UK house prices rose for the first time in nine months in February as demand for homes increased in London and southern England, Hometrack said.
Prices in England and Wales advanced 0.1 per cent from the previous month, the property researcher said.
The number of new buyers registering with agents rose 14.3 per cent on the month, outpacing an 8.7 per cent increase in supply. From a year earlier, values were down 0.1 per cent.
"The impetus for improved market conditions and higher prices has been driven by London and the home counties of southern England, where there is the greatest mismatch between supply and demand," said Hometrack's Richard Donnell.
"We expect demand for housing to continue to grow as we move into spring."
While higher inflation has squeezed households, the Bank of England's Funding-for-Lending Scheme has boosted credit availability, with policymaker Paul Fisher noting that mortgage activity is beginning to revive.
Nationwide Building Society said last week that house prices rose in February and there were reasons for "cautious optimism".
In London, values rose 0.3 per cent last month, Hometrack said. New buyer registrations in the capital rose 18.5 per cent.
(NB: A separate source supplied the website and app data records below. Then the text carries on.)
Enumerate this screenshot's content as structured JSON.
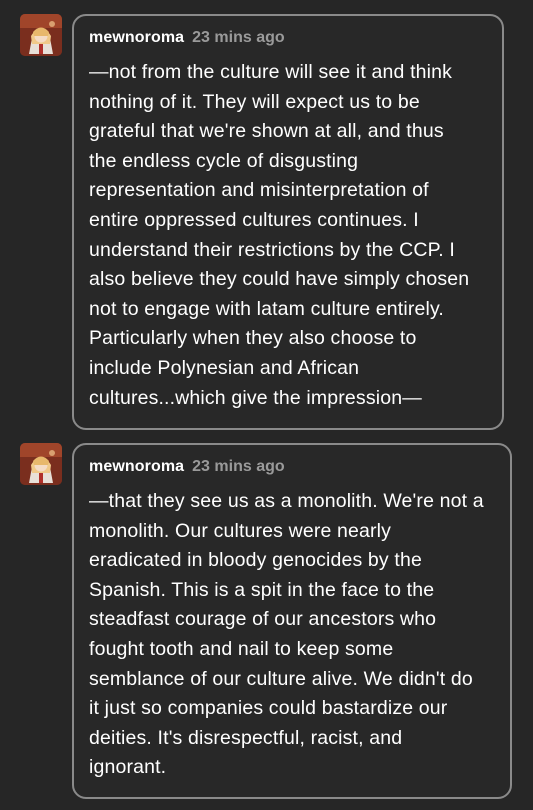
{
  "comments": [
    {
      "username": "mewnoroma",
      "timestamp": "23 mins ago",
      "avatar_icon": "anime-character-avatar-icon",
      "text": "—not from the culture will see it and think\nnothing of it. They will expect us to be\ngrateful that we're shown at all, and thus\nthe endless cycle of disgusting\nrepresentation and misinterpretation of\nentire oppressed cultures continues. I\nunderstand their restrictions by the CCP. I\nalso believe they could have simply chosen\nnot to engage with latam culture entirely.\nParticularly when they also choose to\ninclude Polynesian and African\ncultures...which give the impression—"
    },
    {
      "username": "mewnoroma",
      "timestamp": "23 mins ago",
      "avatar_icon": "anime-character-avatar-icon",
      "text": "—that they see us as a monolith. We're not a\nmonolith. Our cultures were nearly\neradicated in bloody genocides by the\nSpanish. This is a spit in the face to the\nsteadfast courage of our ancestors who\nfought tooth and nail to keep some\nsemblance of our culture alive. We didn't do\nit just so companies could bastardize our\ndeities. It's disrespectful, racist, and\nignorant."
    }
  ],
  "colors": {
    "background": "#262626",
    "bubble_border": "#8a8a8a",
    "text": "#ffffff",
    "timestamp": "#9a9a9a"
  }
}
But the strength of the economic recovery remains uncertain, with a Markit Economics index showing manufacturing shrank in February as new orders plunged. The same day, the Bank of England said mortgage approvals declined in January.